Where a line below holds the string "viimeksi", that line goes into the answer.

**Extracted material:**
'''

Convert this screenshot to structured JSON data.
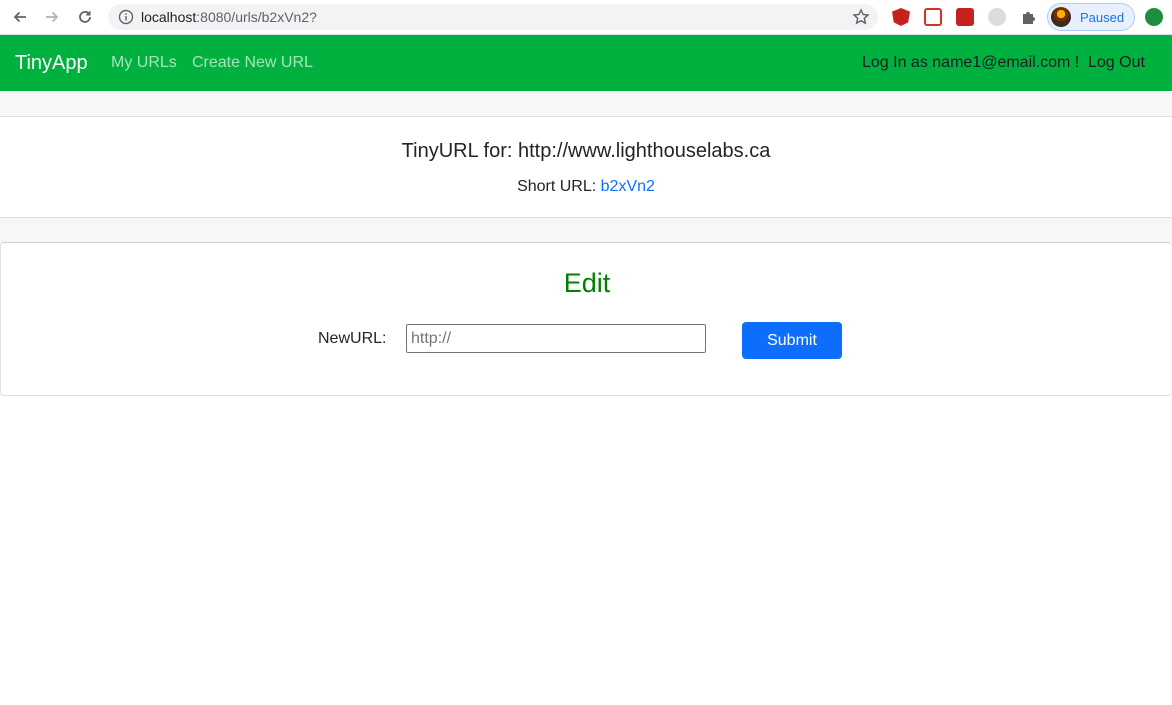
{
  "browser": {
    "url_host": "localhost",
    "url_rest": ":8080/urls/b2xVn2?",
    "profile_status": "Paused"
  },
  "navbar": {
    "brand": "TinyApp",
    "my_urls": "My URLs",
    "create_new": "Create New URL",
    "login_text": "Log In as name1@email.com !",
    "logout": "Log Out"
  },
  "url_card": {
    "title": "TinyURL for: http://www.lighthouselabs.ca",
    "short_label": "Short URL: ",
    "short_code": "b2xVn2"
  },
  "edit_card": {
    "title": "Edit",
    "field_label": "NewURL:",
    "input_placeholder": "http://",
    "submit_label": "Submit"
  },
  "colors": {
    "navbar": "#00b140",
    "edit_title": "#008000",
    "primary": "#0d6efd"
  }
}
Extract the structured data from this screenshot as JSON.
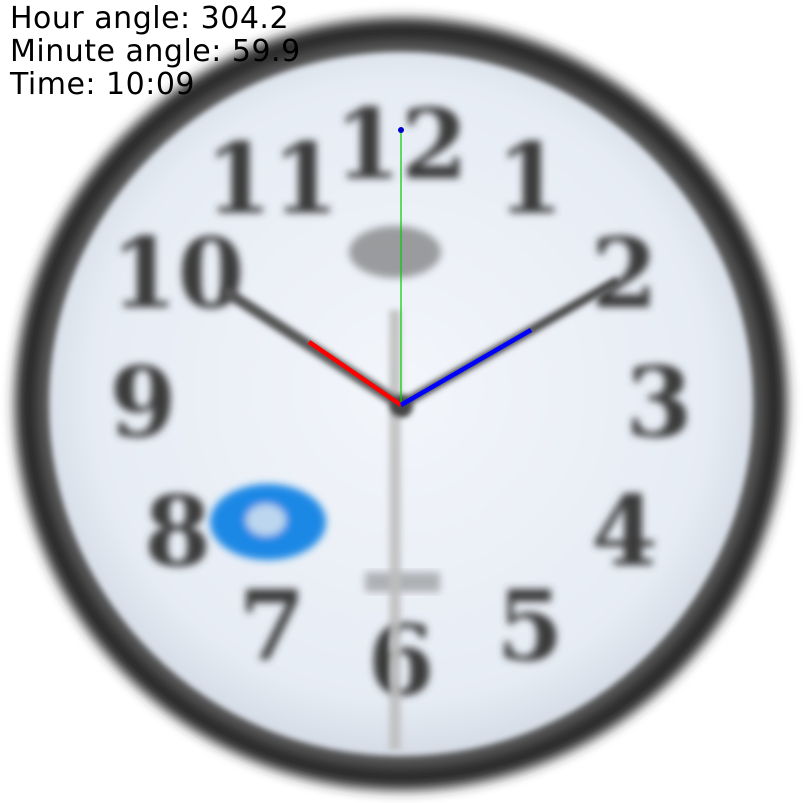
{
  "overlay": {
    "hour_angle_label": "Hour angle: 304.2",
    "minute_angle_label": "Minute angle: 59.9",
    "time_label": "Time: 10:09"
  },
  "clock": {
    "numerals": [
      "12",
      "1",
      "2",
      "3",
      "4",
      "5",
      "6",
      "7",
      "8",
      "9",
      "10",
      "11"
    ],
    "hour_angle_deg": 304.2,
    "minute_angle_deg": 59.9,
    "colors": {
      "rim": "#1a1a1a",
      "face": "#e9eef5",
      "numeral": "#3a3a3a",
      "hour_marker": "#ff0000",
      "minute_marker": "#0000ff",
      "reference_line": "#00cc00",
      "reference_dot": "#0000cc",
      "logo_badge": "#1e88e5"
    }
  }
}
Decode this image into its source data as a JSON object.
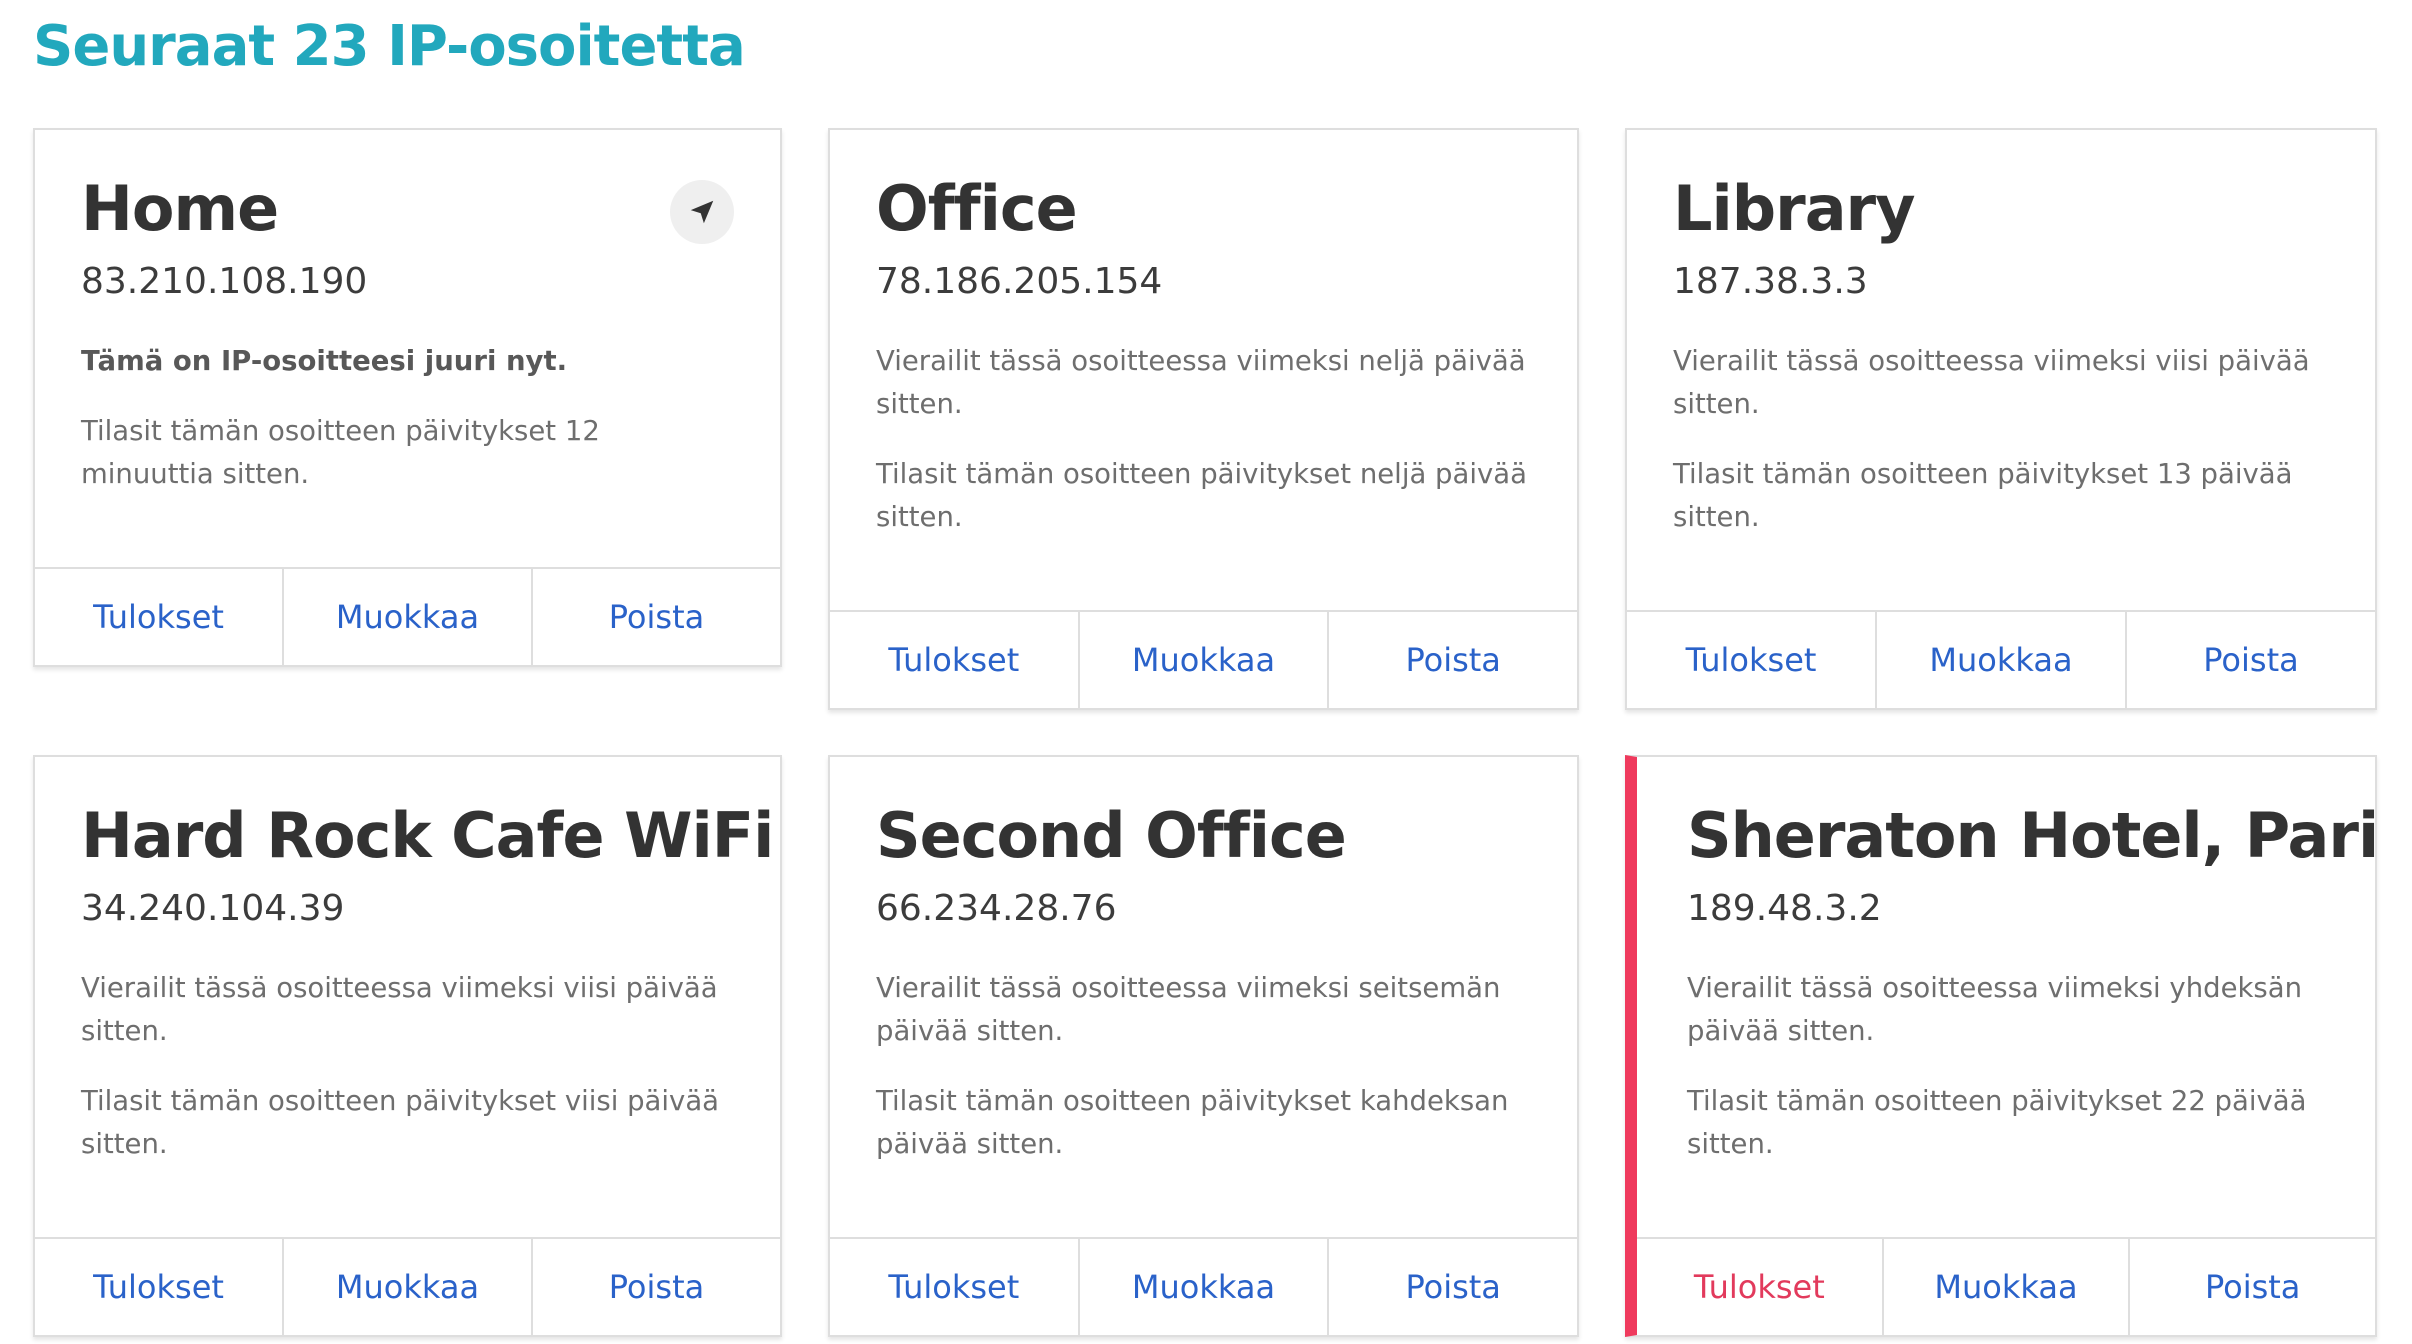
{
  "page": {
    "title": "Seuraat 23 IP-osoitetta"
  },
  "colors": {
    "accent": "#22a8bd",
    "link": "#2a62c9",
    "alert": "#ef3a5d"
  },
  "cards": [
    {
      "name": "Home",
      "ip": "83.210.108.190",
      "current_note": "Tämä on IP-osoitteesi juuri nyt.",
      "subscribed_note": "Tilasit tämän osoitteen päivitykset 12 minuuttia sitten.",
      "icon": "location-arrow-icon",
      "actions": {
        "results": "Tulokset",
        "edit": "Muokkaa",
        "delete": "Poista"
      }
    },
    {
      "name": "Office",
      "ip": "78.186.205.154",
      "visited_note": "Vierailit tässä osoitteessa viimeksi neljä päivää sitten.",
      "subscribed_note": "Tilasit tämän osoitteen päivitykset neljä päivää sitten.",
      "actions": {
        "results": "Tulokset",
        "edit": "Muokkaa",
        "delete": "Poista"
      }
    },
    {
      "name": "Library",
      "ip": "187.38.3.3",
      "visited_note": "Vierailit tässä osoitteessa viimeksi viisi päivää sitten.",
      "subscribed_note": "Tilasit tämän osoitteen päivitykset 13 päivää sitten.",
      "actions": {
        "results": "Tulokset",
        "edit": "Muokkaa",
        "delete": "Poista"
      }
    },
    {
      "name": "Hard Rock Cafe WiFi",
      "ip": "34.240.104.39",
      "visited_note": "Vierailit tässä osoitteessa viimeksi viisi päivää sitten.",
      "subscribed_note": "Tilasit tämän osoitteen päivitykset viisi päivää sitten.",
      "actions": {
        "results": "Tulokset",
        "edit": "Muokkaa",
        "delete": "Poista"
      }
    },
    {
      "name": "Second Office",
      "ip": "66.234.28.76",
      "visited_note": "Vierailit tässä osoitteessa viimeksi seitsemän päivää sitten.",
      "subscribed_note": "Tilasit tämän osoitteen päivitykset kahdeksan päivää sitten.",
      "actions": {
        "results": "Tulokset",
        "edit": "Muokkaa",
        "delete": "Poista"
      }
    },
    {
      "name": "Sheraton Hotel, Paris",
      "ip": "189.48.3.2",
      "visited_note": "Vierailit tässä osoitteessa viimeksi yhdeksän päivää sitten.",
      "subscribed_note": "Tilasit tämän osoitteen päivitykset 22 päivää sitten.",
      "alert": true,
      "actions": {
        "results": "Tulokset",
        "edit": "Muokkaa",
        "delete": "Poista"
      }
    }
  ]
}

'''

**Response to this exercise:**
      "visited_note": "Vierailit tässä osoitteessa viimeksi neljä päivää sitten.",
      "visited_note": "Vierailit tässä osoitteessa viimeksi viisi päivää sitten.",
      "visited_note": "Vierailit tässä osoitteessa viimeksi viisi päivää sitten.",
      "visited_note": "Vierailit tässä osoitteessa viimeksi seitsemän päivää sitten.",
      "visited_note": "Vierailit tässä osoitteessa viimeksi yhdeksän päivää sitten.",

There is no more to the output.